Deep-Time Convergence in Rove Beetle Symbionts of Army Ants
© Dorling Kindersley/Getty
Beetles that impersonate army ants to infiltrate and scrounge off their colonies evolved at least 12 times.
A researcher from Kyushu University and his colleague gathered rove beetles from around the world that had inveigled themselves into army ant colonies and analysed their DNA to reconstruct their evolutionary history. They identified a dozen species from the rove beetle subfamily aleocharinae that had individually evolved the same bodies and behavioural antics to mimic and mislead the notoriously aggressive ants.
The authors suggest that these aleocharinae’s common ancestor, who lived about 105 million years ago, was pre-disposed to ant-like adaptations because of its short wing casings and flexible abdomen.
Species diverging on the evolutionary tree adapt to new surroundings in a generally unpredictable way. This study reveals a rare example of multiple matching traits evolving on separate lineages and with predictability driven by the necessity to survive among army ants.
- Current Biology 27, 920–926 (2017). doi: 10.1016/j.cub.2017.02.030
|Kyushu University, Japan||0.50|
|Columbia University Irving Medical Center (CUIMC), CU, United States of America (USA)||0.25|

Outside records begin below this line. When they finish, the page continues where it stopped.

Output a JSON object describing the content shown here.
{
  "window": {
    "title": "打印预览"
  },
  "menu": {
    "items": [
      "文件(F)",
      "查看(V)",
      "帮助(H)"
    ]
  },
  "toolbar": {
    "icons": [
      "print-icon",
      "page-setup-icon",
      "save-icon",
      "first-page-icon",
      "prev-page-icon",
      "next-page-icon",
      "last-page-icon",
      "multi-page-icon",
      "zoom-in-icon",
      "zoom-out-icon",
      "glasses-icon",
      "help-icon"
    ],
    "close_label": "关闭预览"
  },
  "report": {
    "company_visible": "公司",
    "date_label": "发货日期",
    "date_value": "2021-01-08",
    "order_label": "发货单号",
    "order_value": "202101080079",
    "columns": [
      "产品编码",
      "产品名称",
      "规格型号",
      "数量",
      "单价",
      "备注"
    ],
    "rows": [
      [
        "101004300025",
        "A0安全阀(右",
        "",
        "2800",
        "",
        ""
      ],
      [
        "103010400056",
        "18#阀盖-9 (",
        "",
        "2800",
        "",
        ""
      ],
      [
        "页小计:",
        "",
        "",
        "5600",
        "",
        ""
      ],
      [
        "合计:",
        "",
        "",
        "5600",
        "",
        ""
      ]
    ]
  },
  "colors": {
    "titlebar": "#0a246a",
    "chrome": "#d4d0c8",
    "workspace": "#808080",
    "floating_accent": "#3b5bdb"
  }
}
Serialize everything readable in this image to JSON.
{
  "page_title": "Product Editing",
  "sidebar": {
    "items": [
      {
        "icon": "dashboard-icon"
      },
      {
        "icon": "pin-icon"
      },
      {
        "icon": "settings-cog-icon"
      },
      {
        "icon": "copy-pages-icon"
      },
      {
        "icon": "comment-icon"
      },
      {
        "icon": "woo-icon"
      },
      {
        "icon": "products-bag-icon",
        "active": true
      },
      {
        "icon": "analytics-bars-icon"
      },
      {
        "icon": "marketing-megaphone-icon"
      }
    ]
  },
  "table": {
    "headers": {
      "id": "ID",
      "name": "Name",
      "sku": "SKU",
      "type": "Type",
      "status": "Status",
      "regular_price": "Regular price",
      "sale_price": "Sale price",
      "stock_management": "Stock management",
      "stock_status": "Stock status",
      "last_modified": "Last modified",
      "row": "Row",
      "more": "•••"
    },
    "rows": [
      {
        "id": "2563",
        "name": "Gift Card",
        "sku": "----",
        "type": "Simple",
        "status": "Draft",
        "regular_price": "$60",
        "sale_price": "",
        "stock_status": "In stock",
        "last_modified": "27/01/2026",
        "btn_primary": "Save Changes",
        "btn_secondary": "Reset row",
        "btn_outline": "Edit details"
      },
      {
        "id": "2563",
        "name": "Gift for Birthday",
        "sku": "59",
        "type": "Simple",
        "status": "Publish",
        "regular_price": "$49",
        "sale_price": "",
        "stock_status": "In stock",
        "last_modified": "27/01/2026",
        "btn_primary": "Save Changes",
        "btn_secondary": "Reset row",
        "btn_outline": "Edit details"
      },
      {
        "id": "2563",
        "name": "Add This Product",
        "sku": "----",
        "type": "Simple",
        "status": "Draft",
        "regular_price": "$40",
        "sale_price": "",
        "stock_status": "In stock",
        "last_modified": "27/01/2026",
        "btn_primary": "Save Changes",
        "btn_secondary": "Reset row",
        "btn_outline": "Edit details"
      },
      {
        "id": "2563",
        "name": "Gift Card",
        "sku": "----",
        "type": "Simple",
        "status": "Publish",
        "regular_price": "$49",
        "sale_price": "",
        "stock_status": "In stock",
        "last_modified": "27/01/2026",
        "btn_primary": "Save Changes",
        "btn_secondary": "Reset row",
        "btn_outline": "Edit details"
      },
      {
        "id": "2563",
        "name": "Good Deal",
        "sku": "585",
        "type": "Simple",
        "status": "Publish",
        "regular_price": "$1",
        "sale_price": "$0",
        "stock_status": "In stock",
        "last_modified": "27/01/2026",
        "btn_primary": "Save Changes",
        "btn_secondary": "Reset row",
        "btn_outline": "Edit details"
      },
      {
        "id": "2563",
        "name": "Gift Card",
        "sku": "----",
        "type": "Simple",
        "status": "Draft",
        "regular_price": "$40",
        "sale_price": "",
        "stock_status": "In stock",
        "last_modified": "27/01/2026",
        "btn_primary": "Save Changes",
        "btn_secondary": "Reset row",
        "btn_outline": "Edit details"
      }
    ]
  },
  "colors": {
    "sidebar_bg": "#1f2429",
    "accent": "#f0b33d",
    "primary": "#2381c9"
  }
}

|American Museum of Natural History (AMNH), United States of America (USA)||0.25|